Gambia recently hosted the 9th African Consumer Protection Dialogue Conference
under the theme: ‘Protecting Consumers in the Digital Age’ held at Kairaba.
The programme was organised by The Gambia Competition and Consumer Protection Commission (GCCPC), The Gambia Public and Regulatory Authority (PURA) and United States Federal Trade Commission (FTC).
The three days conference brought together Africa consumer protection and competition agencies to discuss the cross-border commercial activities that affect consumer interests and encourage cooperation among law enforcement agencies in Africa, U.S. and the rest of the world by setting way forward in creating innovations.
Janet Salleh-Njie, chairperson of the GCCPC said the conference seeks to continue conversation on the need to protect consumers and meet the growing demands and change landscape of the Digital Era.
“The theme is relevant in the development needs for Africa,” she said, adding that the information technology is an area that is moving forward and that there is need for transformation to protect the consumers through regulatory processes.
Mrs. Sallah-Njie further pointed out that the forum would encourage discussion on synergies, strategies for effective consumer protection; competition policies; information sharing on cross-border and commercial activities that affect consumers’ interest and further encourage cooperation among law enforcement agencies within countries.
Patricia Alsup, the U.S. ambassador to The Gambia said the FTC’s mission is protecting consumers by preventing anti-competitive, deception and unfair business practices and enhancing informed consumer choice and public choice of competitive process.
Through the dedicated teams of attorneys, economists and investigators, the FTC supports its counterparts worldwide to develop and enhance their policy, enforcement capacity, regulatory framework and agency effectiveness, she said.
She said the GCCPC’s promotion of healthy competitive markets and enhancement of consumer welfare for the benefit of economy is aligned with the FTC’ mission. “The digital revolution provides needed opportunities for consumer and business around the globe as digital consumers have access to an unprecedented choice of goods and services; have access to interest and engage in e-commerce.”
The digital revolution varied from tradition websites, search engine, mobile technology and social media. It provides easy access of product and services,” she said.
She acknowledges that e-commerce has promoted great potential to contribute to transformative and inclusive economic growth. But most African countries, she said, still face barriers and doing business and competition is limited.

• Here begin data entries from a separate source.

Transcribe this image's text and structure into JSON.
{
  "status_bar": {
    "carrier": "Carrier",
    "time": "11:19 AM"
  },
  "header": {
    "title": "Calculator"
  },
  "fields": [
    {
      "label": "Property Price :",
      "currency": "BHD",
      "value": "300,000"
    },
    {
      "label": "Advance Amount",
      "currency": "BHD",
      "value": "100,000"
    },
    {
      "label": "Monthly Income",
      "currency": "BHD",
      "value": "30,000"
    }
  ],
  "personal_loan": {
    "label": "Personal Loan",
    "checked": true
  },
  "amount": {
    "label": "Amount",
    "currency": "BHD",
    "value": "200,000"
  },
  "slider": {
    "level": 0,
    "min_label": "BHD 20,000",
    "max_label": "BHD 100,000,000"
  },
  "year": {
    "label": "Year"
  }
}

She further added that The Gambia has made progress over the years with U.S. recognising that progress by restoring The Gambia’s eligibility for preferential access to the U.S. market through the Africa Growth and Opportunity Act (AGOA).